::: Provided information :::

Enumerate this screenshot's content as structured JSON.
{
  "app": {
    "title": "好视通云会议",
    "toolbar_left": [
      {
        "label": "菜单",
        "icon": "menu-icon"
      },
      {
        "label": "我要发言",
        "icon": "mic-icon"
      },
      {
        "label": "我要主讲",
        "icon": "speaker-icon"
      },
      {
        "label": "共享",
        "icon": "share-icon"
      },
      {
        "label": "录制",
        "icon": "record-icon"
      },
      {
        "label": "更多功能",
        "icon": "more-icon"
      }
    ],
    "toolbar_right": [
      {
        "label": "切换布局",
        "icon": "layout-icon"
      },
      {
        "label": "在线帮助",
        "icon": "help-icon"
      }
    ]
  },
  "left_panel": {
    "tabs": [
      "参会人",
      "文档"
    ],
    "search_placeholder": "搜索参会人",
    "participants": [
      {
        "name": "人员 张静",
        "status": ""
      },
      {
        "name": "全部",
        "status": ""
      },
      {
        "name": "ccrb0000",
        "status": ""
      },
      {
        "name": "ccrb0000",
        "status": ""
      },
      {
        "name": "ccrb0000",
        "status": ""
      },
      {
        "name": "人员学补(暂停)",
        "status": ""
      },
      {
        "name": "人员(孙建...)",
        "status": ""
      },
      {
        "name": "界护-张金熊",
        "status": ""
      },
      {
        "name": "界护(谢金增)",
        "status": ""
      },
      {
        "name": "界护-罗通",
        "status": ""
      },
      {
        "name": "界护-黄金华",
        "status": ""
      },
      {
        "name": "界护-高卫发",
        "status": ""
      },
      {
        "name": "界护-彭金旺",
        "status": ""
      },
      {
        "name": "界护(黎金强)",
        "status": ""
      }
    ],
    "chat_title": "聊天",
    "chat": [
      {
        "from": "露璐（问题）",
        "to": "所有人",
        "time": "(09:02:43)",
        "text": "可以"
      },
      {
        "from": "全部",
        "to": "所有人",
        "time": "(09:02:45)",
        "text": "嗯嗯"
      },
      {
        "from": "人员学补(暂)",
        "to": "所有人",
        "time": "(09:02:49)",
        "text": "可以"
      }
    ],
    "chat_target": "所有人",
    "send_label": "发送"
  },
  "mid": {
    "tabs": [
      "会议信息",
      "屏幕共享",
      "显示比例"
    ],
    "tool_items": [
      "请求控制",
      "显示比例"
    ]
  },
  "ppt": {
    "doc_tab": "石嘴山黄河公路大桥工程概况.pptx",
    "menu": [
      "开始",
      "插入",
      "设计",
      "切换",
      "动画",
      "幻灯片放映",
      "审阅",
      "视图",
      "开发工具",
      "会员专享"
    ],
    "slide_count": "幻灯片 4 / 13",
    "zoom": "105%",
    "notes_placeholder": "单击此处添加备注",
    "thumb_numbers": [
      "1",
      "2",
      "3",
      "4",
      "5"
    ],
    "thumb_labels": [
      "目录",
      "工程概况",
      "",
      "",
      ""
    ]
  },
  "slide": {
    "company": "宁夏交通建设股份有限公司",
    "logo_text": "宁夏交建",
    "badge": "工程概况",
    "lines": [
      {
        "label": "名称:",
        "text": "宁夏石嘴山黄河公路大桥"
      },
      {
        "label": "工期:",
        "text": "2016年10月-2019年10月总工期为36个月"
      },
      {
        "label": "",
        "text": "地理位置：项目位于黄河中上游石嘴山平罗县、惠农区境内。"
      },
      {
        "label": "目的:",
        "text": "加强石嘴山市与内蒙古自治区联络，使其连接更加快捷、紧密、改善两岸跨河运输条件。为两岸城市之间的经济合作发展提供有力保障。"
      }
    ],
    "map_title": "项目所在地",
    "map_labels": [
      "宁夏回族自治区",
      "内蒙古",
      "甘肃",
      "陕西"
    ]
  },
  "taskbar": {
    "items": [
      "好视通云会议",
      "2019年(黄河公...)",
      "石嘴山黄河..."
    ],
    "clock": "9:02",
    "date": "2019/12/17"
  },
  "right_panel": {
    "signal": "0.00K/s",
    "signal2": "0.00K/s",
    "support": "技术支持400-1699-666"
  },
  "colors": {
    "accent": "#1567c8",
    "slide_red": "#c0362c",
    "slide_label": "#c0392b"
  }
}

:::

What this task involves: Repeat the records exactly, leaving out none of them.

Solution to this exercise:
Enumerate this screenshot's content as structured JSON.
{
  "app": {
    "title": "好视通云会议",
    "toolbar_left": [
      {
        "label": "菜单",
        "icon": "menu-icon"
      },
      {
        "label": "我要发言",
        "icon": "mic-icon"
      },
      {
        "label": "我要主讲",
        "icon": "speaker-icon"
      },
      {
        "label": "共享",
        "icon": "share-icon"
      },
      {
        "label": "录制",
        "icon": "record-icon"
      },
      {
        "label": "更多功能",
        "icon": "more-icon"
      }
    ],
    "toolbar_right": [
      {
        "label": "切换布局",
        "icon": "layout-icon"
      },
      {
        "label": "在线帮助",
        "icon": "help-icon"
      }
    ]
  },
  "left_panel": {
    "tabs": [
      "参会人",
      "文档"
    ],
    "search_placeholder": "搜索参会人",
    "participants": [
      {
        "name": "人员 张静",
        "status": ""
      },
      {
        "name": "全部",
        "status": ""
      },
      {
        "name": "ccrb0000",
        "status": ""
      },
      {
        "name": "ccrb0000",
        "status": ""
      },
      {
        "name": "ccrb0000",
        "status": ""
      },
      {
        "name": "人员学补(暂停)",
        "status": ""
      },
      {
        "name": "人员(孙建...)",
        "status": ""
      },
      {
        "name": "界护-张金熊",
        "status": ""
      },
      {
        "name": "界护(谢金增)",
        "status": ""
      },
      {
        "name": "界护-罗通",
        "status": ""
      },
      {
        "name": "界护-黄金华",
        "status": ""
      },
      {
        "name": "界护-高卫发",
        "status": ""
      },
      {
        "name": "界护-彭金旺",
        "status": ""
      },
      {
        "name": "界护(黎金强)",
        "status": ""
      }
    ],
    "chat_title": "聊天",
    "chat": [
      {
        "from": "露璐（问题）",
        "to": "所有人",
        "time": "(09:02:43)",
        "text": "可以"
      },
      {
        "from": "全部",
        "to": "所有人",
        "time": "(09:02:45)",
        "text": "嗯嗯"
      },
      {
        "from": "人员学补(暂)",
        "to": "所有人",
        "time": "(09:02:49)",
        "text": "可以"
      }
    ],
    "chat_target": "所有人",
    "send_label": "发送"
  },
  "mid": {
    "tabs": [
      "会议信息",
      "屏幕共享",
      "显示比例"
    ],
    "tool_items": [
      "请求控制",
      "显示比例"
    ]
  },
  "ppt": {
    "doc_tab": "石嘴山黄河公路大桥工程概况.pptx",
    "menu": [
      "开始",
      "插入",
      "设计",
      "切换",
      "动画",
      "幻灯片放映",
      "审阅",
      "视图",
      "开发工具",
      "会员专享"
    ],
    "slide_count": "幻灯片 4 / 13",
    "zoom": "105%",
    "notes_placeholder": "单击此处添加备注",
    "thumb_numbers": [
      "1",
      "2",
      "3",
      "4",
      "5"
    ],
    "thumb_labels": [
      "目录",
      "工程概况",
      "",
      "",
      ""
    ]
  },
  "slide": {
    "company": "宁夏交通建设股份有限公司",
    "logo_text": "宁夏交建",
    "badge": "工程概况",
    "lines": [
      {
        "label": "名称:",
        "text": "宁夏石嘴山黄河公路大桥"
      },
      {
        "label": "工期:",
        "text": "2016年10月-2019年10月总工期为36个月"
      },
      {
        "label": "",
        "text": "地理位置：项目位于黄河中上游石嘴山平罗县、惠农区境内。"
      },
      {
        "label": "目的:",
        "text": "加强石嘴山市与内蒙古自治区联络，使其连接更加快捷、紧密、改善两岸跨河运输条件。为两岸城市之间的经济合作发展提供有力保障。"
      }
    ],
    "map_title": "项目所在地",
    "map_labels": [
      "宁夏回族自治区",
      "内蒙古",
      "甘肃",
      "陕西"
    ]
  },
  "taskbar": {
    "items": [
      "好视通云会议",
      "2019年(黄河公...)",
      "石嘴山黄河..."
    ],
    "clock": "9:02",
    "date": "2019/12/17"
  },
  "right_panel": {
    "signal": "0.00K/s",
    "signal2": "0.00K/s",
    "support": "技术支持400-1699-666"
  },
  "colors": {
    "accent": "#1567c8",
    "slide_red": "#c0362c",
    "slide_label": "#c0392b"
  }
}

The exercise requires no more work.